The poetry of Johnson forms but a small portion of the history of his mind or of his works. His imitations of Juvenal are, however, among the best imitations of a classic author which we possess; and Gray has pronounced an opinion, that "'London' (the first in time, and by far the inferior of the two) has all the ease and all the spirit of an original." Pope also admired the composition. In "The Vanity of Human Wishes," Johnson departs more from his original, and takes wider views of human nature, society, and mariners. His pictures of Wolsey and Charles of Sweden have a strength and magnificence that would do honour to Dryden, while the historical and philosophic paintings are contrasted by reflections on the cares, vicissitudes, and sorrows of life, so profound, so true, and touching, that they may justly be denominated "mottoes of the heart." Sir Walter Scott has termed this poem "a satire, the deep and pathetic morality of which has often extracted tears from those whose eyes wander dry over pages professedly sentimental." Johnson was too prone to indulge in dark and melancholy views of human life; yet those who have experienced its disappointments and afflictions, must subscribe to the severe morality and pathos with which the contemplative poet "Expatiates free o'er all this scene of man." The peculiarity of Juvenal, according to Johnson's own definition, "is a mixture of gaiety and stateliness, of pointed sentences and declamatory grandeur." He had less reflection and less moral dignity than his English imitator.
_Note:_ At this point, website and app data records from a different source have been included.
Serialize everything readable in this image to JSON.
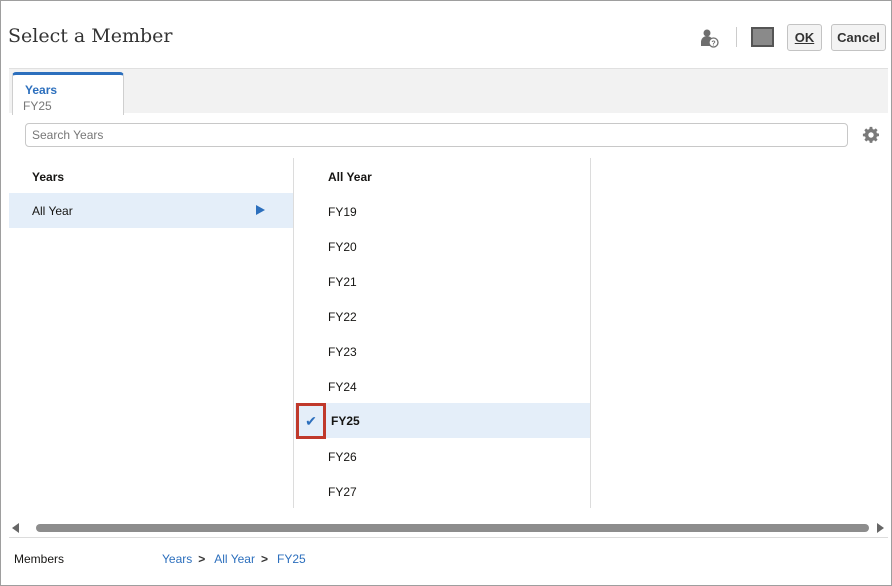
{
  "dialog": {
    "title": "Select a Member",
    "ok_label": "OK",
    "cancel_label": "Cancel",
    "swatch_color": "#8a8a8a",
    "user_icon": "user-help-icon"
  },
  "tab": {
    "title": "Years",
    "value": "FY25"
  },
  "search": {
    "placeholder": "Search Years"
  },
  "columns": {
    "left": {
      "header": "Years",
      "items": [
        {
          "label": "All Year",
          "selected": true
        }
      ]
    },
    "middle": {
      "header": "All Year",
      "items": [
        {
          "label": "FY19"
        },
        {
          "label": "FY20"
        },
        {
          "label": "FY21"
        },
        {
          "label": "FY22"
        },
        {
          "label": "FY23"
        },
        {
          "label": "FY24"
        },
        {
          "label": "FY25",
          "checked": true
        },
        {
          "label": "FY26"
        },
        {
          "label": "FY27"
        }
      ]
    }
  },
  "footer": {
    "label": "Members",
    "breadcrumb": [
      "Years",
      "All Year",
      "FY25"
    ],
    "separator": ">"
  },
  "colors": {
    "accent": "#2c6fbd",
    "selected_bg": "#e4eef9",
    "highlight": "#c0392b"
  }
}
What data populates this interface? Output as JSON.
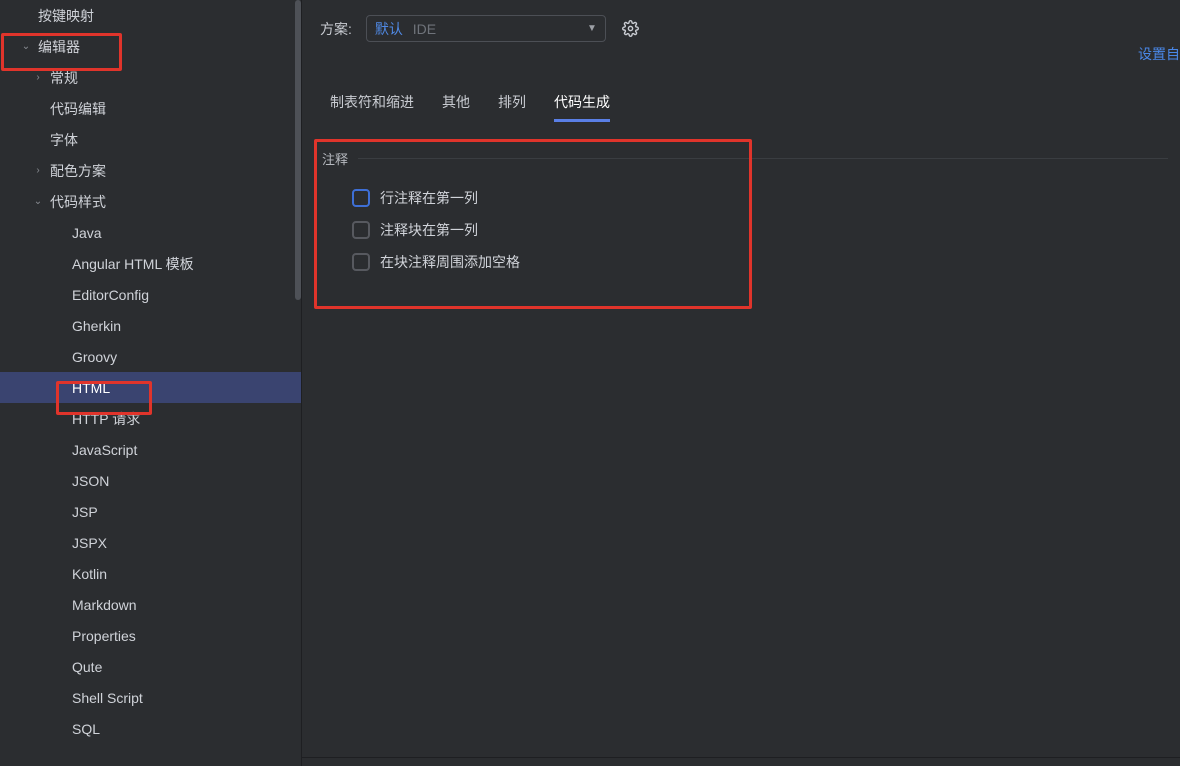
{
  "sidebar": {
    "items": [
      {
        "label": "按键映射",
        "level": 0,
        "expand": null
      },
      {
        "label": "编辑器",
        "level": 0,
        "expand": "down"
      },
      {
        "label": "常规",
        "level": 1,
        "expand": "right"
      },
      {
        "label": "代码编辑",
        "level": 1,
        "expand": null
      },
      {
        "label": "字体",
        "level": 1,
        "expand": null
      },
      {
        "label": "配色方案",
        "level": 1,
        "expand": "right"
      },
      {
        "label": "代码样式",
        "level": 1,
        "expand": "down"
      },
      {
        "label": "Java",
        "level": 3,
        "expand": null
      },
      {
        "label": "Angular HTML 模板",
        "level": 3,
        "expand": null
      },
      {
        "label": "EditorConfig",
        "level": 3,
        "expand": null
      },
      {
        "label": "Gherkin",
        "level": 3,
        "expand": null
      },
      {
        "label": "Groovy",
        "level": 3,
        "expand": null
      },
      {
        "label": "HTML",
        "level": 3,
        "expand": null,
        "selected": true
      },
      {
        "label": "HTTP 请求",
        "level": 3,
        "expand": null
      },
      {
        "label": "JavaScript",
        "level": 3,
        "expand": null
      },
      {
        "label": "JSON",
        "level": 3,
        "expand": null
      },
      {
        "label": "JSP",
        "level": 3,
        "expand": null
      },
      {
        "label": "JSPX",
        "level": 3,
        "expand": null
      },
      {
        "label": "Kotlin",
        "level": 3,
        "expand": null
      },
      {
        "label": "Markdown",
        "level": 3,
        "expand": null
      },
      {
        "label": "Properties",
        "level": 3,
        "expand": null
      },
      {
        "label": "Qute",
        "level": 3,
        "expand": null
      },
      {
        "label": "Shell Script",
        "level": 3,
        "expand": null
      },
      {
        "label": "SQL",
        "level": 3,
        "expand": "right"
      }
    ]
  },
  "top": {
    "scheme_label": "方案:",
    "scheme_value": "默认",
    "scheme_trail": "IDE",
    "link": "设置自"
  },
  "tabs": [
    {
      "label": "制表符和缩进"
    },
    {
      "label": "其他"
    },
    {
      "label": "排列"
    },
    {
      "label": "代码生成",
      "active": true
    }
  ],
  "fieldset": {
    "legend": "注释",
    "options": [
      {
        "label": "行注释在第一列",
        "highlighted": true
      },
      {
        "label": "注释块在第一列",
        "highlighted": false
      },
      {
        "label": "在块注释周围添加空格",
        "highlighted": false
      }
    ]
  }
}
The other poetical pieces of Johnson are short and occasional; but his beautiful Prologue on the opening of Drury Lane, and his lines on the death of Levett, are in his best manner.